Extracted data entries:
──────────
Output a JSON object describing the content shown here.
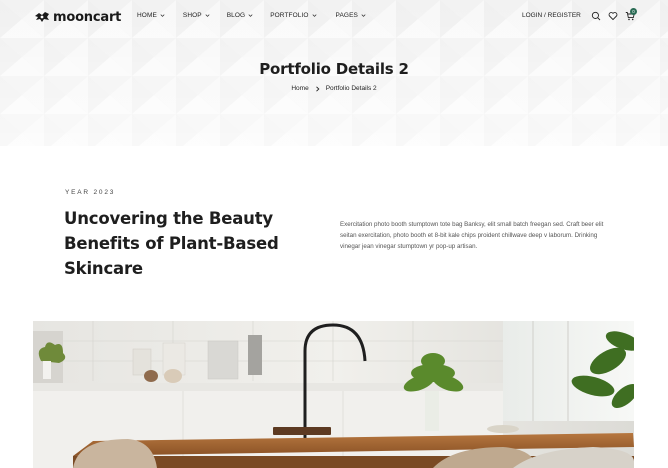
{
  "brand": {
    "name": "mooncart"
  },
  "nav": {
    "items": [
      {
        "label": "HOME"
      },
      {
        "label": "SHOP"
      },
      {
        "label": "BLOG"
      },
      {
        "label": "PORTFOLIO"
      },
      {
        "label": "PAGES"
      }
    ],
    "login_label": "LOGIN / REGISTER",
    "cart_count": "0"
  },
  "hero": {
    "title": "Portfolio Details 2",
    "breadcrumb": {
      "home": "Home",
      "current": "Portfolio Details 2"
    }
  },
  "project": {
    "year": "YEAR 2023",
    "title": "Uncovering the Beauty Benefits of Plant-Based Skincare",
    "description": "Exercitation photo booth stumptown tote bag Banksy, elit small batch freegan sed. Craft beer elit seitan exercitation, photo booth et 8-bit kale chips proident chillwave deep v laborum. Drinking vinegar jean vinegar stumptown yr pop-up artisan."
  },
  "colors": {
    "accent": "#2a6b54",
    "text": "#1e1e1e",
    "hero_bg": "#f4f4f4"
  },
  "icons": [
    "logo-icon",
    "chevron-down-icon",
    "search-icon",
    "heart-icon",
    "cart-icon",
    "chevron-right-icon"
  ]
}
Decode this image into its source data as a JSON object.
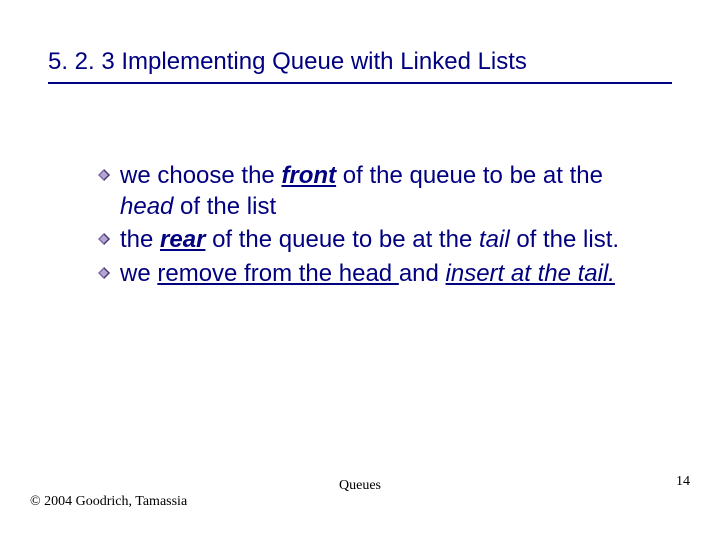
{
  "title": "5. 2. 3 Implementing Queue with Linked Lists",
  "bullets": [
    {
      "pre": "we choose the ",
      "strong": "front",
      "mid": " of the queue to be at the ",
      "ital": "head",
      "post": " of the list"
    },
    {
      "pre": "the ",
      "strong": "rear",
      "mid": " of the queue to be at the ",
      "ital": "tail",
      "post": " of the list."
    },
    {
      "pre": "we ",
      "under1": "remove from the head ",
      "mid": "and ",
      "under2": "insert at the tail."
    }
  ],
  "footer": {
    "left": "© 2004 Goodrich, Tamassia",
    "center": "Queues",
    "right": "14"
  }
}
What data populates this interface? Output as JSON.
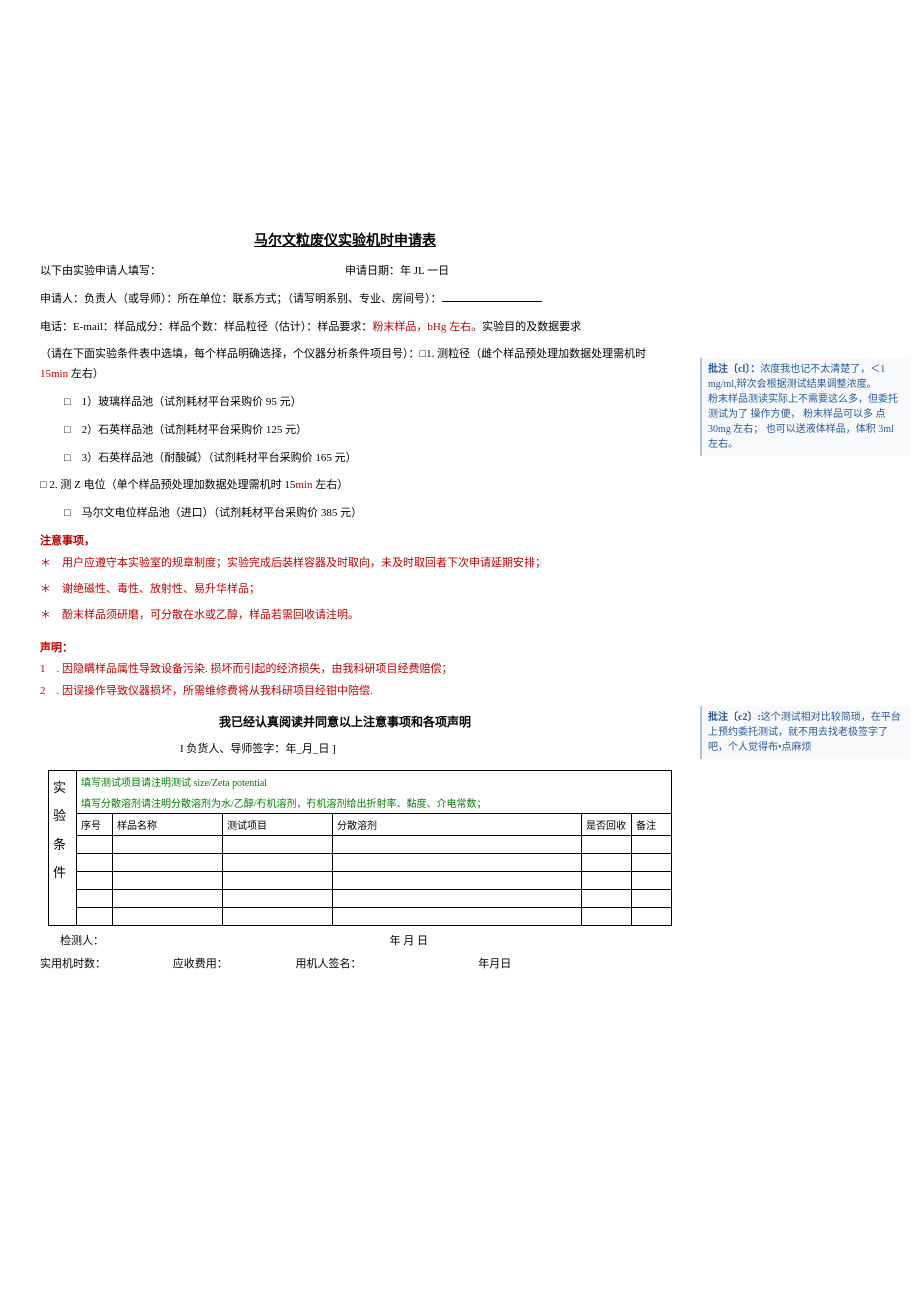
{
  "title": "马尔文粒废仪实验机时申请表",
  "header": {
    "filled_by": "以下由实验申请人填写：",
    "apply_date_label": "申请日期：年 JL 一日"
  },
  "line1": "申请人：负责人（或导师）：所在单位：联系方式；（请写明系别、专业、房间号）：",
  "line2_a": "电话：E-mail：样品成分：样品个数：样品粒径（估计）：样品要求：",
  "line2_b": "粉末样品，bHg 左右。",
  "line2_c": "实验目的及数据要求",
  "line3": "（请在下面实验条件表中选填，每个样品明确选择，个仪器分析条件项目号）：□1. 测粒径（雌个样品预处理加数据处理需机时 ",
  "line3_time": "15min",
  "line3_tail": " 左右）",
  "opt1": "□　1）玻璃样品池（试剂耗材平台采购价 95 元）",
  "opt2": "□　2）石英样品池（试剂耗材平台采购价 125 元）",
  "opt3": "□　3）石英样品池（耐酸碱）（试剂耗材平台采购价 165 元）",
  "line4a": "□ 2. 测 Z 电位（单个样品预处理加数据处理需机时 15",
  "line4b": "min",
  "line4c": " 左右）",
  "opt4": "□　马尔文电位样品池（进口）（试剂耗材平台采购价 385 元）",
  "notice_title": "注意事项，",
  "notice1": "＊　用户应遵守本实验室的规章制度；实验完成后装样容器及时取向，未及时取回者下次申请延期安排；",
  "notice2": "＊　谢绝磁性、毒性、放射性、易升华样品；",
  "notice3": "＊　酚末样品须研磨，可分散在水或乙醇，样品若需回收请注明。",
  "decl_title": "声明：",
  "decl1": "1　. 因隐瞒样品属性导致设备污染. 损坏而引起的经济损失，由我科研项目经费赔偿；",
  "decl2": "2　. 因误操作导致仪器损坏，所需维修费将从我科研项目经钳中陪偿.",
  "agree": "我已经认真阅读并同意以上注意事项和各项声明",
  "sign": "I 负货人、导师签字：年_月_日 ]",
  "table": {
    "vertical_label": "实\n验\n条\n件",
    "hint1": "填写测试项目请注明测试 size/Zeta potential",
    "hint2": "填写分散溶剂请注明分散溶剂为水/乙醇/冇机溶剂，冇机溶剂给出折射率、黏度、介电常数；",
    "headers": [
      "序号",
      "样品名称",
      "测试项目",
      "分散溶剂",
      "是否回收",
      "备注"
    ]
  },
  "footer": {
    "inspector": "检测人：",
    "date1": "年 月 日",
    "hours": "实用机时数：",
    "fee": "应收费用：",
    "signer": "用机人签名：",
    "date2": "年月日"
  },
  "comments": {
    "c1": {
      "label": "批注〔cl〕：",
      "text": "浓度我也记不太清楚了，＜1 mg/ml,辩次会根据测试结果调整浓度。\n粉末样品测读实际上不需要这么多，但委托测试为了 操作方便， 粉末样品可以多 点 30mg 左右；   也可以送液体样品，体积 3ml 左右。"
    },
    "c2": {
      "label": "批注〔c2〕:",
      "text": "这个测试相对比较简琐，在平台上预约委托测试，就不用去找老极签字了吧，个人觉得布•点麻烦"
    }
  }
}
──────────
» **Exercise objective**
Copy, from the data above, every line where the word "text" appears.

» **Response**
    "text": "#1e1e1e",
      "text": "浓度我也记不太清楚了，＜1 mg/ml,辩次会根据测试结果调整浓度。\n粉末样品测读实际上不需要这么多，但委托测试为了 操作方便， 粉末样品可以多 点 30mg 左右；   也可以送液体样品，体积 3ml 左右。"
      "text": "这个测试相对比较简琐，在平台上预约委托测试，就不用去找老极签字了吧，个人觉得布•点麻烦"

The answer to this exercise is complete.